“We’ve seen the devastation that can be caused so I would strongly encourage people not to become complacent and to continue to do the right things,” he said.
Many of the shoppers themselves, who posted their concerns to Twitter, expressed alarm at the lack of measures to reduce crowding inside the mall.
“It was like swimming in COVID soup,” one shopper complained to the ABC.
While there is increased call for #SocialDistancing which is far more critical now as we return to community😌
— Dr Anastasia S Mihailidou FAHA FCSANZ (@AnastasiaSMihai) May 9, 2020
Shoppers at Sydney’s Bankstown said they felt Myer, which has re-opened seven stores across NSW and Queensland, had not done enough to keep people at a safe distance as they lined up at the door.
A spokesperson for Myer later said the company would “continue to work with centre managers to ensure guidelines are followed in the areas outside of our stores”.
Mother’s Day love
Queenslanders will be able to enjoy group gatherings on Mother’s Day as coronavirus restrictions are eased but the same won’t be the case in other states.
NSW Premier Gladys Berejiklian will on Sunday announce the state’s easing of restrictions, effective Friday, which the ABC reports will include outdoor gatherings of up to ten people and cafes and restaurants reopening.
Victorians will have to wait until Monday to find out whether they will be let off the leash while Western Australia is also due to release its roadmap to recovery.
Australians who visit their loved ones of Mother’s Day have been advised people not to hug or kiss their elderly mums.
Australia still has 794 active cases of coronavirus after recording a total of 6929 cases to date.
The national death toll is 97 – NSW 46, Victoria 18, Tasmania 13, WA 9, Queensland 6 (includes 2 Qld residents who died in NSW and are included in both the Qld and NSW counts), SA 4, ACT 3.
Federal Labor wants the Morrison government to release modelling of the economic impact of reducing the JobSeeker payment back to $40 per day.
Formerly called Newstart, it was doubled to $1100 per fortnight in response to an anticipated spike in the unemployment rate in reaction to the coronavirus pandemic.
However, the government has flagged this increase will only be for six months.
The government had been adamant in not increasing the dole payment before the pandemic set in, despite widespread calls from Labor, the Greens, business, economists and the Reserve Bank.
We can't snap back to #Newstart and $40 a day. It wasn’t enough before the pandemic and the Gov agrees it isn’t enough right now, so it sure won't be enough afterwards. Unemployment benefits must be increased permanently. #politas #auspol #JobSeeker #RaiseTheRate

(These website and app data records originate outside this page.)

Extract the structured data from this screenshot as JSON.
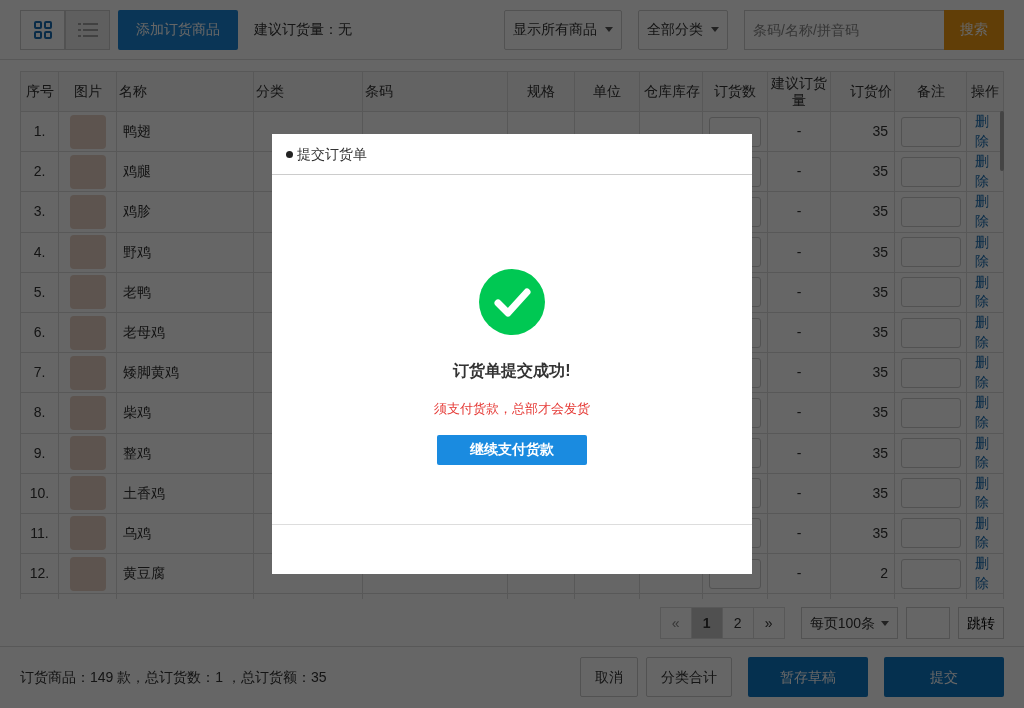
{
  "toolbar": {
    "view_toggles": [
      {
        "kind": "grid",
        "selected": true
      },
      {
        "kind": "list",
        "selected": false
      }
    ],
    "add_button": "添加订货商品",
    "suggestion": "建议订货量：无",
    "filters": [
      {
        "label": "显示所有商品"
      },
      {
        "label": "全部分类"
      }
    ],
    "search": {
      "placeholder": "条码/名称/拼音码",
      "button": "搜索"
    }
  },
  "table": {
    "columns": [
      "序号",
      "图片",
      "名称",
      "分类",
      "条码",
      "规格",
      "单位",
      "仓库库存",
      "订货数",
      "建议订货量",
      "订货价",
      "备注",
      "操作"
    ],
    "rows": [
      {
        "index": "1.",
        "name": "鸭翅",
        "suggested": "-",
        "price": "35",
        "action": "删除"
      },
      {
        "index": "2.",
        "name": "鸡腿",
        "suggested": "-",
        "price": "35",
        "action": "删除"
      },
      {
        "index": "3.",
        "name": "鸡胗",
        "suggested": "-",
        "price": "35",
        "action": "删除"
      },
      {
        "index": "4.",
        "name": "野鸡",
        "suggested": "-",
        "price": "35",
        "action": "删除"
      },
      {
        "index": "5.",
        "name": "老鸭",
        "suggested": "-",
        "price": "35",
        "action": "删除"
      },
      {
        "index": "6.",
        "name": "老母鸡",
        "suggested": "-",
        "price": "35",
        "action": "删除"
      },
      {
        "index": "7.",
        "name": "矮脚黄鸡",
        "suggested": "-",
        "price": "35",
        "action": "删除"
      },
      {
        "index": "8.",
        "name": "柴鸡",
        "suggested": "-",
        "price": "35",
        "action": "删除"
      },
      {
        "index": "9.",
        "name": "整鸡",
        "suggested": "-",
        "price": "35",
        "action": "删除"
      },
      {
        "index": "10.",
        "name": "土香鸡",
        "suggested": "-",
        "price": "35",
        "action": "删除"
      },
      {
        "index": "11.",
        "name": "乌鸡",
        "suggested": "-",
        "price": "35",
        "action": "删除"
      },
      {
        "index": "12.",
        "name": "黄豆腐",
        "suggested": "-",
        "price": "2",
        "action": "删除"
      }
    ]
  },
  "pagination": {
    "pages": [
      {
        "label": "«",
        "disabled": true,
        "selected": false
      },
      {
        "label": "1",
        "disabled": false,
        "selected": true
      },
      {
        "label": "2",
        "disabled": false,
        "selected": false
      },
      {
        "label": "»",
        "disabled": false,
        "selected": false
      }
    ],
    "page_size": "每页100条",
    "jump_button": "跳转"
  },
  "footer": {
    "summary": "订货商品：149 款，总订货数：1 ，总订货额：35",
    "buttons": [
      {
        "label": "取消",
        "kind": "outline"
      },
      {
        "label": "分类合计",
        "kind": "outline"
      },
      {
        "label": "暂存草稿",
        "kind": "primary"
      },
      {
        "label": "提交",
        "kind": "primary"
      }
    ]
  },
  "modal": {
    "title": "提交订货单",
    "heading": "订货单提交成功!",
    "message": "须支付货款，总部才会发货",
    "button": "继续支付货款"
  }
}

— Andrew Wilkie MP (@WilkieMP) May 4, 2020
Labor’s spokeswoman for families and social services Linda Burney said the Department of Social Services estimated some 1.7 million Australians would require unemployment support by September.

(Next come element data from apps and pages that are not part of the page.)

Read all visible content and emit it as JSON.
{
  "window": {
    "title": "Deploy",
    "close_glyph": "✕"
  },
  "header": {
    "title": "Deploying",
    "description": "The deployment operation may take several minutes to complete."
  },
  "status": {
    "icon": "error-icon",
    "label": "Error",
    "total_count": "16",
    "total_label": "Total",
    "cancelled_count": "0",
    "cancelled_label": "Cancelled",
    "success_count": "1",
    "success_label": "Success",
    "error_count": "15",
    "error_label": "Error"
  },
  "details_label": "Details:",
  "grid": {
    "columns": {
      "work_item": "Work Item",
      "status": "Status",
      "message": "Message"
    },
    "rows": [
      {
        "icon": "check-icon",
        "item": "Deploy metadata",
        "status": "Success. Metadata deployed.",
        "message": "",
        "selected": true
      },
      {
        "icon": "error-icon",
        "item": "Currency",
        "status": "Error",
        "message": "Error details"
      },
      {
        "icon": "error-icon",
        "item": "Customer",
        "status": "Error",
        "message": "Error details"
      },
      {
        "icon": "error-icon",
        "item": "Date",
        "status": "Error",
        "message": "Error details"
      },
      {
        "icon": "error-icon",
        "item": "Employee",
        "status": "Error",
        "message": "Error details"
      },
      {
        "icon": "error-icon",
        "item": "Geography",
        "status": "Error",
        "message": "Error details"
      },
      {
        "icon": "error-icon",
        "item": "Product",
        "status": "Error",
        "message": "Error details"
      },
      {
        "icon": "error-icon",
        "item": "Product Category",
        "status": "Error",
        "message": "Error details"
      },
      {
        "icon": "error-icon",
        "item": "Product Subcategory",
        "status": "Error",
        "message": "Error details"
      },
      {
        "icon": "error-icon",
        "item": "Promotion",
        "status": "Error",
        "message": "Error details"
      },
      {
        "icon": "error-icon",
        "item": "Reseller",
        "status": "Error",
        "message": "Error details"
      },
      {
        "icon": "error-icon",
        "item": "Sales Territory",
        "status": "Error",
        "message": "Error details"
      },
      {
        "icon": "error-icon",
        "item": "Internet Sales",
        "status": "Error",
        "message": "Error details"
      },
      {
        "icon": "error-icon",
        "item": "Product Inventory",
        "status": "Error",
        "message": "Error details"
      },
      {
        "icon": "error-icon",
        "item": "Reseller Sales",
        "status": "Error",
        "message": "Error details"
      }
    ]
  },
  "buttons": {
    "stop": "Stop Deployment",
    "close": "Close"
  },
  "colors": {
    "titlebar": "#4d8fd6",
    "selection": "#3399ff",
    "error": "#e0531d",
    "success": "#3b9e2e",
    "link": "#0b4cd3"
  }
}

“Yet the prime minister has been insistent that he will ‘snapback’ the JobSeeker payment back to $40 per day for millions of Australians on September 24,” Ms Burney said in a statement on Sunday.
She said this is the equivalent of ripping almost $1 billion a fortnight from household budgets.
“This sudden stop will have a significant impact on the Australian economy,” she said.
While shoppers turned out in force where stores were open, the news isn’t so good for sports fans, with deputy chief medical officer Paul Kelly saying it is unlikely stadiums will reopen anytime soon.
“There are some iconic moments in Australian sport coming up … the last weekend in September is dear to many of us,” he said.
“I must admit I’m doubtful that we’ll be able to fill the MCG by this time, but let’s see how we go.”
COVIDSafe app stalled
More than 5 million Australians have signed up for the Government’s COVIDSafe tracing app but state and territory contact tracers are still not able to use data collected on the app.
All states and territories need to agree to the app and train staff, and Professor Kelly said seven of the eight jurisdictions had done so.
He was not able to say which state or territory had not yet signed up, but said tracing would be fully operational early next week.
“I think it’s just a timing thing,” he said.
“It’s just a timing matter and by Monday everyone will have signed.”
– with AAP